In a time where appreciating and protecting our working lands is more important than ever, the Open Space Authority (Authority) is honored to announce that the Santa Clara County Board of Supervisors has approved a Memorandum of Understanding (MOU) with the Authority that facilitates a one-time allocation of $4.9M for the purchase of agricultural conservation easements in the Coyote Valley and San Martin areas. The MOU builds on a strong partnership between the County and Authority in developing the Santa Clara Valley Agricultural Plan (Ag Plan).
“Today’s action by the Board of Supervisors is a tremendous step for the environment and our entire community,” said Santa Clara County Board of Supervisors President Cindy Chavez. “This agreement with the Santa Clara Valley Open Space Authority and commitment of almost $5 million towards land acquisition will preserve many acres of priceless agricultural and greenbelt land from future development.”
The Ag Plan, adopted by the Board of Supervisors in January 2018, provides a toolkit of policies and programs designed to address climate change by protecting the loss of remaining viable farmland and rangeland on the Valley floor between San Jose and Gilroy. In the past 30 years alone, Santa Clara County has lost close to fifty percent of its farmland and 28,000 acres remain vulnerable to development. In collaboration with farmers and ranchers, agricultural organizations, and local, regional, and state agencies, the County and Authority secured a grant from the State’s Sustainable Agricultural Land Conservation Program (SALC) to develop the Ag Plan to slow the loss of the Valley’s agricultural land base as a climate change strategy and help ensure a safe and reliable food supply for the future.
“The COVID-19 pandemic has shown us just how fragile our national food supply chain is, and how many of us in Santa Clara County may find ourselves needing food assistance during a major crisis or economic disruption. This is why it is vital we maintain a robust local agricultural sector. Today’s action will help ensure that,” said Chavez.

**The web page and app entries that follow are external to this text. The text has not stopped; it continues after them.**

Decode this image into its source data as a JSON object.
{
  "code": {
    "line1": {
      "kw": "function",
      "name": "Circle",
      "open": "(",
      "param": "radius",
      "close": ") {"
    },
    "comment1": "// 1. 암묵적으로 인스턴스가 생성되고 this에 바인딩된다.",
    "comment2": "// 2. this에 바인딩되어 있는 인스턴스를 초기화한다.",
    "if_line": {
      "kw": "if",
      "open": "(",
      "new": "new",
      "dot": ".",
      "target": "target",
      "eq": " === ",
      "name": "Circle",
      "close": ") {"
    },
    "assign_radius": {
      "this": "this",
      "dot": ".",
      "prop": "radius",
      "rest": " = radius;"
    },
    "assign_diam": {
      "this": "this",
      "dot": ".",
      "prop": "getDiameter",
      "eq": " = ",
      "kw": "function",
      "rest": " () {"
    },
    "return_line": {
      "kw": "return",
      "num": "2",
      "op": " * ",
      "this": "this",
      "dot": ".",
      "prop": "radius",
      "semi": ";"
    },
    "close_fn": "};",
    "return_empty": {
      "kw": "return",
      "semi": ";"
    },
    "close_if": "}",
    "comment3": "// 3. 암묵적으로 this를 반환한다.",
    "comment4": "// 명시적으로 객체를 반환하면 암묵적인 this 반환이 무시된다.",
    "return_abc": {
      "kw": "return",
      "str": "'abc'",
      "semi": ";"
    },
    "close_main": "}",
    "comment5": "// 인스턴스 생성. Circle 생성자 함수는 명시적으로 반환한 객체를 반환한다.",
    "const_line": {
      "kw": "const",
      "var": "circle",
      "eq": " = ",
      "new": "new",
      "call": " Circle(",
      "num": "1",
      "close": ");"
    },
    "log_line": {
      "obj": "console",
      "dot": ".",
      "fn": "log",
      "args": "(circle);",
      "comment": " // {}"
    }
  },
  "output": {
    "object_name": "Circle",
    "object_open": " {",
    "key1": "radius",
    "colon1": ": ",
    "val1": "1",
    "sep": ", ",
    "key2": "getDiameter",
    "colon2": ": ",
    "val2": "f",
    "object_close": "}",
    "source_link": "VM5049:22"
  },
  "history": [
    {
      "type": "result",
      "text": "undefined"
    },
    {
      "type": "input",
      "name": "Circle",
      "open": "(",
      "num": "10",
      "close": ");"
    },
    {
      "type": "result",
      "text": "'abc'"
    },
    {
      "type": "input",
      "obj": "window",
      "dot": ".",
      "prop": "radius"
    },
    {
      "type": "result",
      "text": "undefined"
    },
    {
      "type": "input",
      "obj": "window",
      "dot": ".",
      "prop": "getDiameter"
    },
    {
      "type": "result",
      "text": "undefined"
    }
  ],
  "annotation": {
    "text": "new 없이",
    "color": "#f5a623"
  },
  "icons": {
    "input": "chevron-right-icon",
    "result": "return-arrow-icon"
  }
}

Santa Clara County's working lands have tremendous economic value and provide many natural infrastructure benefits, including buffering urban areas from the impacts of storms and wildfires, lessening downstream flooding, recharging our drinking water aquifers, and providing valuable habitat for wildlife.
“This funding partnership bolsters resilience of our urban communities by protecting our nearby natural and working lands,” said Andrea Mackenzie, Open Space Authority General Manager. “Investing in nature-based solutions is a sound insurance policy to protect our environment and communities in the face of both a climate crisis and global pandemic.”

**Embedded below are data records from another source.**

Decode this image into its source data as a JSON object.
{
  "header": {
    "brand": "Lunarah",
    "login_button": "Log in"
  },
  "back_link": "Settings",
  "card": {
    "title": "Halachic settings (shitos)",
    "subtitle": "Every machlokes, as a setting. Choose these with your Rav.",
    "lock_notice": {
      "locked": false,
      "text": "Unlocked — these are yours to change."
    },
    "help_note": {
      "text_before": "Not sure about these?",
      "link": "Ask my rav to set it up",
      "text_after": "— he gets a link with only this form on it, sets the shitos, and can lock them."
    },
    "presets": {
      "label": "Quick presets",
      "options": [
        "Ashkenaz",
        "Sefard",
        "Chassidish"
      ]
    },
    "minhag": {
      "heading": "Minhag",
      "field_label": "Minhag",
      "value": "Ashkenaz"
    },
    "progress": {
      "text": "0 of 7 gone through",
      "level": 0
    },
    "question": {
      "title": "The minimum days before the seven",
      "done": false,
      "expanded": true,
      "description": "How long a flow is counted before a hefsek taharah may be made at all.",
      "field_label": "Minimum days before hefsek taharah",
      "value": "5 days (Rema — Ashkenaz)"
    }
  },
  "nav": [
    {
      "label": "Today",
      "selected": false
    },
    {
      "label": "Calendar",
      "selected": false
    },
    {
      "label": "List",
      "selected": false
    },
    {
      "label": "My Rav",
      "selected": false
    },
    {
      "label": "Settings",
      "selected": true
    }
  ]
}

The dedication of County funds meets the local required match for $15M in SALC grant funds from the State and increases the County and Authority’s resources to protect at-risk agricultural land in two of the County’s most vulnerable farmland areas – Coyote Valley and San Martin. The County’s contribution will also be matched by funding from the Authority and other public and private funding sources.

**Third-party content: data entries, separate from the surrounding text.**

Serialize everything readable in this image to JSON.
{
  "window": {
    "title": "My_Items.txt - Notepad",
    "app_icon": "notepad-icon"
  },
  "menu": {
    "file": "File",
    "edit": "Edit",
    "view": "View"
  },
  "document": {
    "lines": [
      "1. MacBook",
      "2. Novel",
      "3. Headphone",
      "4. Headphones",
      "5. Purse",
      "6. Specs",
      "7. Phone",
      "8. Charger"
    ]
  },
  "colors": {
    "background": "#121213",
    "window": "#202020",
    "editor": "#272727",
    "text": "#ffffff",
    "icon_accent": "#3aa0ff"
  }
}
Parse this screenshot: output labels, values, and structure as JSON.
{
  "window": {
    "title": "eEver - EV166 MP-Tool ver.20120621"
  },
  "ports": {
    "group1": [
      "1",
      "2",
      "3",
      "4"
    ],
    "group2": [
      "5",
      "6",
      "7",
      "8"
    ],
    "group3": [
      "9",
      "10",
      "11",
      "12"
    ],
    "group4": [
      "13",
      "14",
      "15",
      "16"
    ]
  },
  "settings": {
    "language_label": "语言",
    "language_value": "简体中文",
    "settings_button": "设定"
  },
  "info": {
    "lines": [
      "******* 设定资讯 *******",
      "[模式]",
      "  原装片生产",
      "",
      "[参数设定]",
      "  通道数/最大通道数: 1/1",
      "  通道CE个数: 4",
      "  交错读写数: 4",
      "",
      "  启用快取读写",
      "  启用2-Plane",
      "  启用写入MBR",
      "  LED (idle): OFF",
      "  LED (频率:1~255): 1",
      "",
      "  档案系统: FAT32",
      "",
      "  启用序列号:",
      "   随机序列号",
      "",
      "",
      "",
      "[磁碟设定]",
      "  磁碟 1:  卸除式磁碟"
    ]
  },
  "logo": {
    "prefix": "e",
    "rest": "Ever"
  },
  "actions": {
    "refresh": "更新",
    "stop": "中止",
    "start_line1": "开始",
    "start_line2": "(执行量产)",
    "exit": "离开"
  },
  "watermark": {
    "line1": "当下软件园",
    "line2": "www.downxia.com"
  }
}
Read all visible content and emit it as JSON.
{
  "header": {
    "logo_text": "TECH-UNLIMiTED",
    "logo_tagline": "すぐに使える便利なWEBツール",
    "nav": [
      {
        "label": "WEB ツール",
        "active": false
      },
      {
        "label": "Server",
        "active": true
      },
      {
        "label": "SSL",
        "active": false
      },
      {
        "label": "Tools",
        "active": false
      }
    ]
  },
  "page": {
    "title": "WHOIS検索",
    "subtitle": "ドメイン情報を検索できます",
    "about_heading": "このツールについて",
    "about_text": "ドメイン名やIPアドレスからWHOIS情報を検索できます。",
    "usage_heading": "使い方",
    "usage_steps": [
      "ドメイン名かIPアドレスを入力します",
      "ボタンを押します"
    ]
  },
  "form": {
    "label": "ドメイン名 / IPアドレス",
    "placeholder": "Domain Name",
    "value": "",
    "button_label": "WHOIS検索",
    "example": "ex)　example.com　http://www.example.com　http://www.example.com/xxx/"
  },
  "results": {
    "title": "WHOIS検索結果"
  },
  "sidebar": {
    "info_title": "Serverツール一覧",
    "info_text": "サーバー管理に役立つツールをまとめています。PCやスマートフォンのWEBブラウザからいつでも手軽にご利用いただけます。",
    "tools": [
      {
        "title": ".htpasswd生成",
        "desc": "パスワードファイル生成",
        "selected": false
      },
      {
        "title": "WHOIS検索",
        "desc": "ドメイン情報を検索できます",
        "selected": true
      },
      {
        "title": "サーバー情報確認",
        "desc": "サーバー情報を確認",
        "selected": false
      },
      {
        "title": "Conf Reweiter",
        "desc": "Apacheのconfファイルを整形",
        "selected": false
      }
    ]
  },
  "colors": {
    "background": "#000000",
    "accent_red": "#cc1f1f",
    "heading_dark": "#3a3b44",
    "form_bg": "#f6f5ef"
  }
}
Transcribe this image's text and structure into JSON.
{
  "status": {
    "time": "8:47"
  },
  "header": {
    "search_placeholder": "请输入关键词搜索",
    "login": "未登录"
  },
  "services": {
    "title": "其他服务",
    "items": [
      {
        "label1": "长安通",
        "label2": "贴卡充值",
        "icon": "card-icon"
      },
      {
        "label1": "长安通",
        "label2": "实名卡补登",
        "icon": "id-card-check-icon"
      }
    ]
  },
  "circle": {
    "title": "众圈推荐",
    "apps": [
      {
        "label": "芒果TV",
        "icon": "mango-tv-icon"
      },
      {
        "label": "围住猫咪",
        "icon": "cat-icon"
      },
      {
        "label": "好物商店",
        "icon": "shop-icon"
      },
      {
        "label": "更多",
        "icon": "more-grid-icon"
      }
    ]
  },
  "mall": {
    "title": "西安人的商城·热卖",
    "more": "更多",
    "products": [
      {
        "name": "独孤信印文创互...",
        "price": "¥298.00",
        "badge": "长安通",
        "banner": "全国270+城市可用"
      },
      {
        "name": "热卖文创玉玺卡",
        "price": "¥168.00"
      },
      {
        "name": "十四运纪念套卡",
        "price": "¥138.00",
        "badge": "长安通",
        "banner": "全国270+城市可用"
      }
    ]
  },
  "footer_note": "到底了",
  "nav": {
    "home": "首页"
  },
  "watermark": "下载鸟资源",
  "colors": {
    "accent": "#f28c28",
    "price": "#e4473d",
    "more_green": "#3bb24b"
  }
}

The Authority is grateful for the Board of Supervisors bold action to help fund strategic agricultural conservation actions called for in the award-winning Ag Plan, including reducing development and greenhouse gas emissions, supporting climate-smart agricultural practices, and strengthening agricultural viability in Santa Clara County.